Segment Start: RECORDS SHOWN
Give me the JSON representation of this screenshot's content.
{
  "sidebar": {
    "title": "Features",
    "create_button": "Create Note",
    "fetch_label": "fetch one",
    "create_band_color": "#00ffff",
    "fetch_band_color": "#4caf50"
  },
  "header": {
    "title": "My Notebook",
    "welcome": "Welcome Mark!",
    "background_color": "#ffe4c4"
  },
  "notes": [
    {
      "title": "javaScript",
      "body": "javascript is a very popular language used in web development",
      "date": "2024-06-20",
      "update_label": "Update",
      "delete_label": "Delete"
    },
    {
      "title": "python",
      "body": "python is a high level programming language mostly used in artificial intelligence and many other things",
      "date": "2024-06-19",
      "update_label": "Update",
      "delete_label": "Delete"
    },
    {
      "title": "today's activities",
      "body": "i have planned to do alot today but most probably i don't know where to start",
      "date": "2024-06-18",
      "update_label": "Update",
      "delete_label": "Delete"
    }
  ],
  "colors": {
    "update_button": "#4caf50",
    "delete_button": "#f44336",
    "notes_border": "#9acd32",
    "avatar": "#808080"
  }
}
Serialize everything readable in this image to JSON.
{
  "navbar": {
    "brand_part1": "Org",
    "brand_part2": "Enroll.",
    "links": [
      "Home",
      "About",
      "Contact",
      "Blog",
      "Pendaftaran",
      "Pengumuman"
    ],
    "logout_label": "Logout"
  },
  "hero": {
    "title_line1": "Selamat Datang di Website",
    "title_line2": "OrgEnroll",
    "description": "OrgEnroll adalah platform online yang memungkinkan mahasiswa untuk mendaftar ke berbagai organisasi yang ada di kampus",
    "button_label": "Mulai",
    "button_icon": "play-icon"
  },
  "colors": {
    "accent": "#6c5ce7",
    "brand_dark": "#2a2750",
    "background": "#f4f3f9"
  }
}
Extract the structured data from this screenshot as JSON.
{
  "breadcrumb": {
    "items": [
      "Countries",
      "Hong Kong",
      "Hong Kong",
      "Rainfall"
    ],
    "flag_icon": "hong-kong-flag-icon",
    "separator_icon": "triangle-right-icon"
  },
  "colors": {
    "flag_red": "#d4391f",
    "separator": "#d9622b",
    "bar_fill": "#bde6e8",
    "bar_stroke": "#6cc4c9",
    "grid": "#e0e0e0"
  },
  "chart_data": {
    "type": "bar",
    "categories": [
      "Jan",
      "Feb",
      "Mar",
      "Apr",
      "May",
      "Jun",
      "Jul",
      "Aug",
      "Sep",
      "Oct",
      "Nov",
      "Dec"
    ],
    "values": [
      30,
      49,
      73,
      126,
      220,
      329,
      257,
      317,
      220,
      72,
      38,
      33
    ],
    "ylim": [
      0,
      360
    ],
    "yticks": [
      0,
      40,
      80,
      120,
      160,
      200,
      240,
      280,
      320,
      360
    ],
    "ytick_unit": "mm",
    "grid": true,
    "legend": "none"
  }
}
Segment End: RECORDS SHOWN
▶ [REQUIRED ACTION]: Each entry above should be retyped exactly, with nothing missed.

▶ [RESPONSE TO THIS EXERCISE]:
Give me the JSON representation of this screenshot's content.
{
  "sidebar": {
    "title": "Features",
    "create_button": "Create Note",
    "fetch_label": "fetch one",
    "create_band_color": "#00ffff",
    "fetch_band_color": "#4caf50"
  },
  "header": {
    "title": "My Notebook",
    "welcome": "Welcome Mark!",
    "background_color": "#ffe4c4"
  },
  "notes": [
    {
      "title": "javaScript",
      "body": "javascript is a very popular language used in web development",
      "date": "2024-06-20",
      "update_label": "Update",
      "delete_label": "Delete"
    },
    {
      "title": "python",
      "body": "python is a high level programming language mostly used in artificial intelligence and many other things",
      "date": "2024-06-19",
      "update_label": "Update",
      "delete_label": "Delete"
    },
    {
      "title": "today's activities",
      "body": "i have planned to do alot today but most probably i don't know where to start",
      "date": "2024-06-18",
      "update_label": "Update",
      "delete_label": "Delete"
    }
  ],
  "colors": {
    "update_button": "#4caf50",
    "delete_button": "#f44336",
    "notes_border": "#9acd32",
    "avatar": "#808080"
  }
}
Serialize everything readable in this image to JSON.
{
  "navbar": {
    "brand_part1": "Org",
    "brand_part2": "Enroll.",
    "links": [
      "Home",
      "About",
      "Contact",
      "Blog",
      "Pendaftaran",
      "Pengumuman"
    ],
    "logout_label": "Logout"
  },
  "hero": {
    "title_line1": "Selamat Datang di Website",
    "title_line2": "OrgEnroll",
    "description": "OrgEnroll adalah platform online yang memungkinkan mahasiswa untuk mendaftar ke berbagai organisasi yang ada di kampus",
    "button_label": "Mulai",
    "button_icon": "play-icon"
  },
  "colors": {
    "accent": "#6c5ce7",
    "brand_dark": "#2a2750",
    "background": "#f4f3f9"
  }
}
Extract the structured data from this screenshot as JSON.
{
  "breadcrumb": {
    "items": [
      "Countries",
      "Hong Kong",
      "Hong Kong",
      "Rainfall"
    ],
    "flag_icon": "hong-kong-flag-icon",
    "separator_icon": "triangle-right-icon"
  },
  "colors": {
    "flag_red": "#d4391f",
    "separator": "#d9622b",
    "bar_fill": "#bde6e8",
    "bar_stroke": "#6cc4c9",
    "grid": "#e0e0e0"
  },
  "chart_data": {
    "type": "bar",
    "categories": [
      "Jan",
      "Feb",
      "Mar",
      "Apr",
      "May",
      "Jun",
      "Jul",
      "Aug",
      "Sep",
      "Oct",
      "Nov",
      "Dec"
    ],
    "values": [
      30,
      49,
      73,
      126,
      220,
      329,
      257,
      317,
      220,
      72,
      38,
      33
    ],
    "ylim": [
      0,
      360
    ],
    "yticks": [
      0,
      40,
      80,
      120,
      160,
      200,
      240,
      280,
      320,
      360
    ],
    "ytick_unit": "mm",
    "grid": true,
    "legend": "none"
  }
}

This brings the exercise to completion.